“The government’s negotiations with medical unions involve structural issues such as full dedication to the SNS (ie no part time work in private hospitals), the valorisation of work in emergency services and the regulation of organisation of medical work. In addition, at the end of July, the government and unions agreed to include salary scales for SNS doctors in negotiations.

Is the problem only about money?


“In their negotiations with the government and medical unions have always emphasized the need to review salary scales, but  stress that it is not only the difference in salaries offered by the SNS and the private sector that make doctors leave the public services.

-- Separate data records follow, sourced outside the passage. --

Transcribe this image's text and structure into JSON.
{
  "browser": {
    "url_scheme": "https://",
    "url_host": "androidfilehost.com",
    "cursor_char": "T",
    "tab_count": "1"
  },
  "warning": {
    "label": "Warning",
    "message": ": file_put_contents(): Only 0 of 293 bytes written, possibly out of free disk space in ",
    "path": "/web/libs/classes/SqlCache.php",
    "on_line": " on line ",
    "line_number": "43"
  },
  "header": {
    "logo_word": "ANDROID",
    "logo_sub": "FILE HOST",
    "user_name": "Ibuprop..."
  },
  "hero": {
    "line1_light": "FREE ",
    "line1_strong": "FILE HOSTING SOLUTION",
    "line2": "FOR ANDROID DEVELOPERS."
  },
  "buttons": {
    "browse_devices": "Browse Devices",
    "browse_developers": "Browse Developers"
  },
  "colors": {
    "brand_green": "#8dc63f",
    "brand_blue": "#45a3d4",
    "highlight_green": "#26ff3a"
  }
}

“They have also emphasized inequalities in payments offered service providers for work in emergency departments, which are always a great deal more than what is paid to permanent staff/ professionals.

“Another problem is “conditions in the public health service (obsolete facilities and equipment)”.

What do the Portuguese Medical Association and the trade unions say? 

Both recognise that “none of these problems are new“, but they have been getting progressively worse, admits Lusa – until the country arrived at this point: August, with heavily pregnant women everywhere wondering whether they will be lucky when the big day comes – and find a local maternity unit open – or will they face travelling kms away from home, trying to find a safe place to deliver their babies?